EXERCISE: Restate each line below word for word, skipping every picture.

SUPPLIED DATA:
++++

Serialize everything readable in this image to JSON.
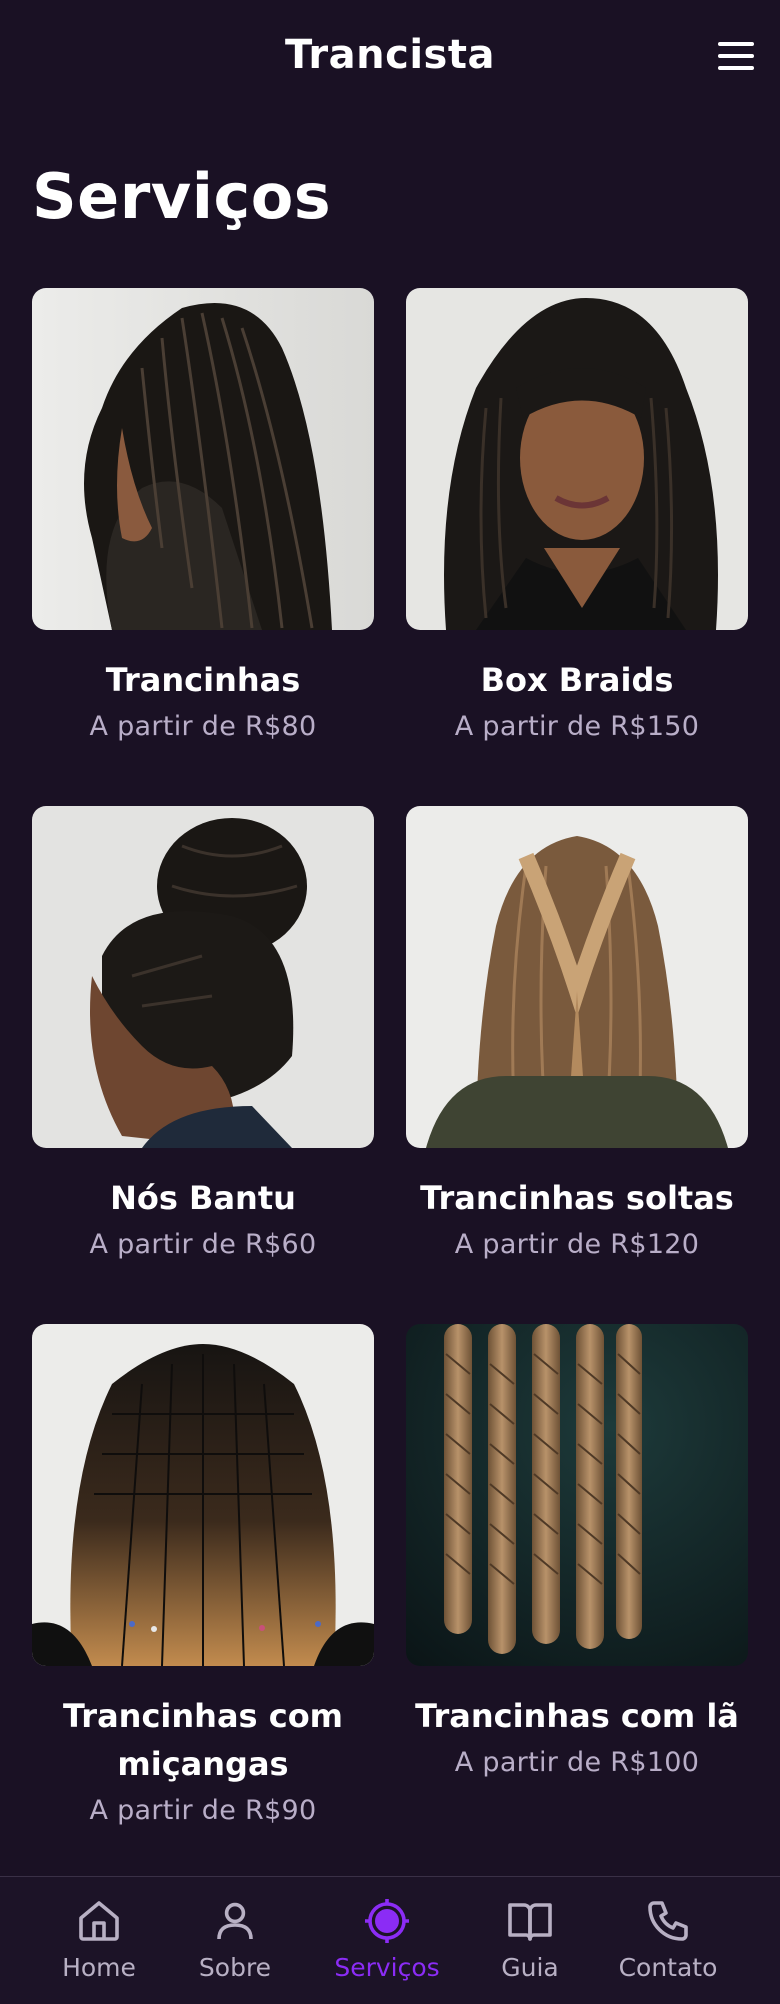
{
  "header": {
    "title": "Trancista"
  },
  "page": {
    "title": "Serviços"
  },
  "services": [
    {
      "name": "Trancinhas",
      "price": "A partir de R$80"
    },
    {
      "name": "Box Braids",
      "price": "A partir de R$150"
    },
    {
      "name": "Nós Bantu",
      "price": "A partir de R$60"
    },
    {
      "name": "Trancinhas soltas",
      "price": "A partir de R$120"
    },
    {
      "name": "Trancinhas com miçangas",
      "price": "A partir de R$90"
    },
    {
      "name": "Trancinhas com lã",
      "price": "A partir de R$100"
    }
  ],
  "nav": {
    "active": "Serviços",
    "items": [
      {
        "label": "Home",
        "icon": "home-icon"
      },
      {
        "label": "Sobre",
        "icon": "user-icon"
      },
      {
        "label": "Serviços",
        "icon": "services-icon"
      },
      {
        "label": "Guia",
        "icon": "book-icon"
      },
      {
        "label": "Contato",
        "icon": "phone-icon"
      }
    ]
  },
  "colors": {
    "background": "#1a1124",
    "accent": "#8b2cf5",
    "muted_text": "#b9aec8"
  }
}
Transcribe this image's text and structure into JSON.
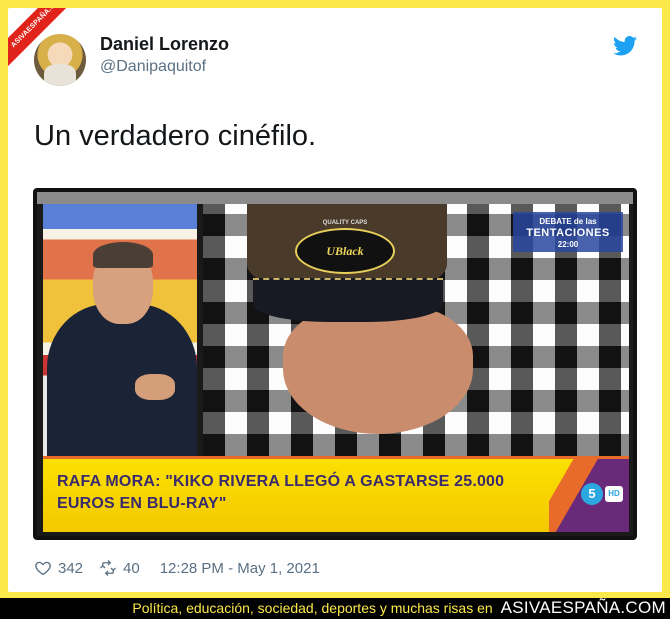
{
  "watermark": {
    "ribbon": "ASIVAESPAÑA.COM"
  },
  "author": {
    "name": "Daniel Lorenzo",
    "handle": "@Danipaquitof"
  },
  "tweet": {
    "text": "Un verdadero cinéfilo."
  },
  "photo": {
    "lower_third": "RAFA MORA: \"KIKO RIVERA LLEGÓ A GASTARSE 25.000 EUROS EN BLU-RAY\"",
    "cap_logo": "UBlack",
    "cap_top": "QUALITY CAPS",
    "debate_small": "DEBATE de las",
    "debate_big": "TENTACIONES",
    "debate_time": "22:00",
    "channel": "5",
    "hd": "HD"
  },
  "stats": {
    "likes": "342",
    "retweets": "40",
    "timestamp": "12:28 PM - May 1, 2021"
  },
  "footer": {
    "tagline": "Política, educación, sociedad, deportes y muchas risas en",
    "brand": "ASIVAESPAÑA.COM"
  },
  "colors": {
    "background": "#fbe94a",
    "twitter_blue": "#1da1f2",
    "ribbon_red": "#e0241b",
    "meta_gray": "#5b7083"
  },
  "icons": [
    "twitter-bird-icon",
    "heart-icon",
    "retweet-icon"
  ]
}
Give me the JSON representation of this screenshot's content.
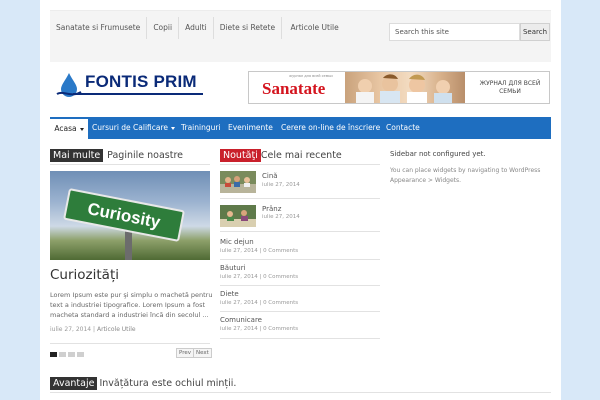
{
  "top_links": [
    "Sanatate si Frumusete",
    "Copii",
    "Adulti",
    "Diete si Retete",
    "Articole Utile"
  ],
  "search": {
    "placeholder": "Search this site",
    "button": "Search"
  },
  "logo": {
    "text": "FONTIS PRIM"
  },
  "banner": {
    "title": "Sanatate",
    "small": "журнал для всей семьи",
    "tagline": "ЖУРНАЛ ДЛЯ ВСЕЙ СЕМЬИ"
  },
  "nav": {
    "items": [
      "Acasa",
      "Cursuri de Calificare",
      "Traininguri",
      "Evenimente",
      "Cerere on-line de înscriere",
      "Contacte"
    ]
  },
  "section_pages": {
    "tag": "Mai multe",
    "title": "Paginile noastre"
  },
  "featured": {
    "image_text": "Curiosity",
    "title": "Curiozități",
    "excerpt": "Lorem Ipsum este pur şi simplu o machetă pentru text a industriei tipografice. Lorem Ipsum a fost macheta standard a industriei încă din secolul ...",
    "date": "iulie 27, 2014",
    "category": "Articole Utile"
  },
  "pager": {
    "prev": "Prev",
    "next": "Next"
  },
  "section_news": {
    "tag": "Noutăţi",
    "title": "Cele mai recente"
  },
  "news": [
    {
      "title": "Cină",
      "date": "iulie 27, 2014",
      "comments": ""
    },
    {
      "title": "Prânz",
      "date": "iulie 27, 2014",
      "comments": ""
    },
    {
      "title": "Mic dejun",
      "date": "iulie 27, 2014",
      "comments": "0 Comments"
    },
    {
      "title": "Băuturi",
      "date": "iulie 27, 2014",
      "comments": "0 Comments"
    },
    {
      "title": "Diete",
      "date": "iulie 27, 2014",
      "comments": "0 Comments"
    },
    {
      "title": "Comunicare",
      "date": "iulie 27, 2014",
      "comments": "0 Comments"
    }
  ],
  "sidebar": {
    "title": "Sidebar not configured yet.",
    "text": "You can place widgets by navigating to WordPress Appearance > Widgets."
  },
  "section_bottom": {
    "tag": "Avantaje",
    "title": "Invățătura este ochiul minții."
  },
  "colors": {
    "nav": "#1e6ec0",
    "logo": "#0a2a78",
    "red_tag": "#c9202b",
    "banner_red": "#d4141e"
  }
}
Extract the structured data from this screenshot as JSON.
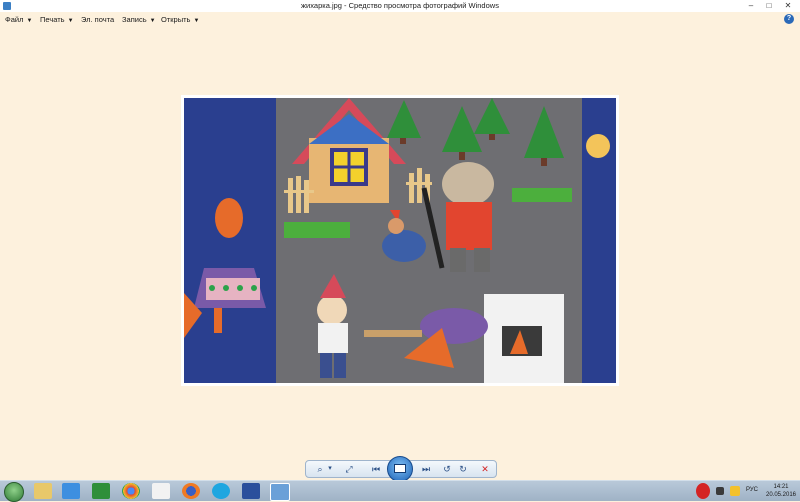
{
  "window": {
    "title": "жихарка.jpg - Средство просмотра фотографий Windows",
    "minimize_glyph": "–",
    "maximize_glyph": "□",
    "close_glyph": "✕"
  },
  "menu": {
    "items": [
      {
        "label": "Файл",
        "arrow": "▼"
      },
      {
        "label": "Печать",
        "arrow": "▼"
      },
      {
        "label": "Эл. почта",
        "arrow": ""
      },
      {
        "label": "Запись",
        "arrow": "▼"
      },
      {
        "label": "Открыть",
        "arrow": "▼"
      }
    ],
    "help_glyph": "?"
  },
  "photo": {
    "description_icon": "photo-image"
  },
  "controls": {
    "zoom_glyph": "⌕",
    "zoom_arrow": "▾",
    "fit_glyph": "⤢",
    "prev_glyph": "⏮",
    "next_glyph": "⏭",
    "rotate_ccw_glyph": "↺",
    "rotate_cw_glyph": "↻",
    "delete_glyph": "✕"
  },
  "taskbar": {
    "time": "14:21",
    "date": "20.05.2016",
    "language": "РУС",
    "pinned_icons": [
      "explorer-icon",
      "ie-icon",
      "excel-icon",
      "chrome-icon",
      "home-icon",
      "firefox-icon",
      "skype-icon",
      "sailboat-icon",
      "photo-viewer-icon"
    ]
  },
  "colors": {
    "background": "#fdf1dd",
    "accent": "#1a5fb4",
    "delete": "#d42424"
  }
}
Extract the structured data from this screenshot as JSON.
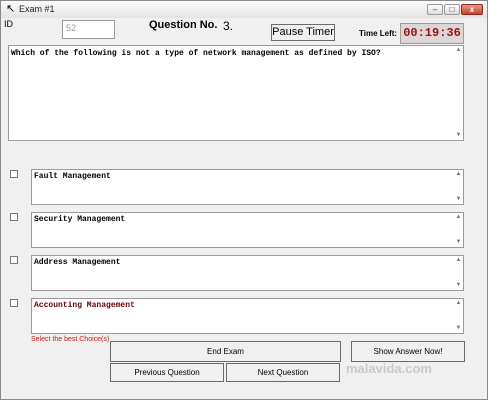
{
  "window": {
    "title": "Exam #1",
    "icon": "cursor-icon",
    "controls": {
      "minimize": "–",
      "maximize": "□",
      "close": "x"
    }
  },
  "header": {
    "id_label": "ID",
    "id_value": "52",
    "question_no_label": "Question No.",
    "question_no_value": "3.",
    "pause_button": "Pause Timer",
    "time_left_label": "Time Left:",
    "time_left_value": "00:19:36"
  },
  "question": {
    "text": "Which of the following is not a type of network management as defined by ISO?"
  },
  "choices": [
    {
      "label": "Fault Management",
      "checked": false
    },
    {
      "label": "Security Management",
      "checked": false
    },
    {
      "label": "Address Management",
      "checked": false
    },
    {
      "label": "Accounting Management",
      "checked": false
    }
  ],
  "hint": "Select the best Choice(s)",
  "buttons": {
    "end_exam": "End Exam",
    "previous_question": "Previous Question",
    "next_question": "Next Question",
    "show_answer": "Show Answer Now!"
  },
  "watermark": "malavida.com",
  "colors": {
    "timer": "#9b1010",
    "hint": "#cc1a1a"
  }
}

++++

ANSWER:
Serialize everything readable in this image to JSON.
{
  "header": {
    "title": "Trancista"
  },
  "page": {
    "title": "Serviços"
  },
  "services": [
    {
      "name": "Trancinhas",
      "price": "A partir de R$80"
    },
    {
      "name": "Box Braids",
      "price": "A partir de R$150"
    },
    {
      "name": "Nós Bantu",
      "price": "A partir de R$60"
    },
    {
      "name": "Trancinhas soltas",
      "price": "A partir de R$120"
    },
    {
      "name": "Trancinhas com miçangas",
      "price": "A partir de R$90"
    },
    {
      "name": "Trancinhas com lã",
      "price": "A partir de R$100"
    }
  ],
  "nav": {
    "active": "Serviços",
    "items": [
      {
        "label": "Home",
        "icon": "home-icon"
      },
      {
        "label": "Sobre",
        "icon": "user-icon"
      },
      {
        "label": "Serviços",
        "icon": "services-icon"
      },
      {
        "label": "Guia",
        "icon": "book-icon"
      },
      {
        "label": "Contato",
        "icon": "phone-icon"
      }
    ]
  },
  "colors": {
    "background": "#1a1124",
    "accent": "#8b2cf5",
    "muted_text": "#b9aec8"
  }
}
Transcribe this image's text and structure into JSON.
{
  "watermark": {
    "ribbon": "ASIVAESPAÑA.COM"
  },
  "author": {
    "name": "Daniel Lorenzo",
    "handle": "@Danipaquitof"
  },
  "tweet": {
    "text": "Un verdadero cinéfilo."
  },
  "photo": {
    "lower_third": "RAFA MORA: \"KIKO RIVERA LLEGÓ A GASTARSE 25.000 EUROS EN BLU-RAY\"",
    "cap_logo": "UBlack",
    "cap_top": "QUALITY CAPS",
    "debate_small": "DEBATE de las",
    "debate_big": "TENTACIONES",
    "debate_time": "22:00",
    "channel": "5",
    "hd": "HD"
  },
  "stats": {
    "likes": "342",
    "retweets": "40",
    "timestamp": "12:28 PM - May 1, 2021"
  },
  "footer": {
    "tagline": "Política, educación, sociedad, deportes y muchas risas en",
    "brand": "ASIVAESPAÑA.COM"
  },
  "colors": {
    "background": "#fbe94a",
    "twitter_blue": "#1da1f2",
    "ribbon_red": "#e0241b",
    "meta_gray": "#5b7083"
  },
  "icons": [
    "twitter-bird-icon",
    "heart-icon",
    "retweet-icon"
  ]
}
Give me the JSON representation of this screenshot's content.
{
  "top_links": [
    "Sanatate si Frumusete",
    "Copii",
    "Adulti",
    "Diete si Retete",
    "Articole Utile"
  ],
  "search": {
    "placeholder": "Search this site",
    "button": "Search"
  },
  "logo": {
    "text": "FONTIS PRIM"
  },
  "banner": {
    "title": "Sanatate",
    "small": "журнал для всей семьи",
    "tagline": "ЖУРНАЛ ДЛЯ ВСЕЙ СЕМЬИ"
  },
  "nav": {
    "items": [
      "Acasa",
      "Cursuri de Calificare",
      "Traininguri",
      "Evenimente",
      "Cerere on-line de înscriere",
      "Contacte"
    ]
  },
  "section_pages": {
    "tag": "Mai multe",
    "title": "Paginile noastre"
  },
  "featured": {
    "image_text": "Curiosity",
    "title": "Curiozități",
    "excerpt": "Lorem Ipsum este pur şi simplu o machetă pentru text a industriei tipografice. Lorem Ipsum a fost macheta standard a industriei încă din secolul ...",
    "date": "iulie 27, 2014",
    "category": "Articole Utile"
  },
  "pager": {
    "prev": "Prev",
    "next": "Next"
  },
  "section_news": {
    "tag": "Noutăţi",
    "title": "Cele mai recente"
  },
  "news": [
    {
      "title": "Cină",
      "date": "iulie 27, 2014",
      "comments": ""
    },
    {
      "title": "Prânz",
      "date": "iulie 27, 2014",
      "comments": ""
    },
    {
      "title": "Mic dejun",
      "date": "iulie 27, 2014",
      "comments": "0 Comments"
    },
    {
      "title": "Băuturi",
      "date": "iulie 27, 2014",
      "comments": "0 Comments"
    },
    {
      "title": "Diete",
      "date": "iulie 27, 2014",
      "comments": "0 Comments"
    },
    {
      "title": "Comunicare",
      "date": "iulie 27, 2014",
      "comments": "0 Comments"
    }
  ],
  "sidebar": {
    "title": "Sidebar not configured yet.",
    "text": "You can place widgets by navigating to WordPress Appearance > Widgets."
  },
  "section_bottom": {
    "tag": "Avantaje",
    "title": "Invățătura este ochiul minții."
  },
  "colors": {
    "nav": "#1e6ec0",
    "logo": "#0a2a78",
    "red_tag": "#c9202b",
    "banner_red": "#d4141e"
  }
}
Extract the structured data from this screenshot as JSON.
{
  "window": {
    "title": "жихарка.jpg - Средство просмотра фотографий Windows",
    "minimize_glyph": "–",
    "maximize_glyph": "□",
    "close_glyph": "✕"
  },
  "menu": {
    "items": [
      {
        "label": "Файл",
        "arrow": "▼"
      },
      {
        "label": "Печать",
        "arrow": "▼"
      },
      {
        "label": "Эл. почта",
        "arrow": ""
      },
      {
        "label": "Запись",
        "arrow": "▼"
      },
      {
        "label": "Открыть",
        "arrow": "▼"
      }
    ],
    "help_glyph": "?"
  },
  "photo": {
    "description_icon": "photo-image"
  },
  "controls": {
    "zoom_glyph": "⌕",
    "zoom_arrow": "▾",
    "fit_glyph": "⤢",
    "prev_glyph": "⏮",
    "next_glyph": "⏭",
    "rotate_ccw_glyph": "↺",
    "rotate_cw_glyph": "↻",
    "delete_glyph": "✕"
  },
  "taskbar": {
    "time": "14:21",
    "date": "20.05.2016",
    "language": "РУС",
    "pinned_icons": [
      "explorer-icon",
      "ie-icon",
      "excel-icon",
      "chrome-icon",
      "home-icon",
      "firefox-icon",
      "skype-icon",
      "sailboat-icon",
      "photo-viewer-icon"
    ]
  },
  "colors": {
    "background": "#fdf1dd",
    "accent": "#1a5fb4",
    "delete": "#d42424"
  }
}
Extract the structured data from this screenshot as JSON.
{
  "window": {
    "title": "Exam #1",
    "icon": "cursor-icon",
    "controls": {
      "minimize": "–",
      "maximize": "□",
      "close": "x"
    }
  },
  "header": {
    "id_label": "ID",
    "id_value": "52",
    "question_no_label": "Question No.",
    "question_no_value": "3.",
    "pause_button": "Pause Timer",
    "time_left_label": "Time Left:",
    "time_left_value": "00:19:36"
  },
  "question": {
    "text": "Which of the following is not a type of network management as defined by ISO?"
  },
  "choices": [
    {
      "label": "Fault Management",
      "checked": false
    },
    {
      "label": "Security Management",
      "checked": false
    },
    {
      "label": "Address Management",
      "checked": false
    },
    {
      "label": "Accounting Management",
      "checked": false
    }
  ],
  "hint": "Select the best Choice(s)",
  "buttons": {
    "end_exam": "End Exam",
    "previous_question": "Previous Question",
    "next_question": "Next Question",
    "show_answer": "Show Answer Now!"
  },
  "watermark": "malavida.com",
  "colors": {
    "timer": "#9b1010",
    "hint": "#cc1a1a"
  }
}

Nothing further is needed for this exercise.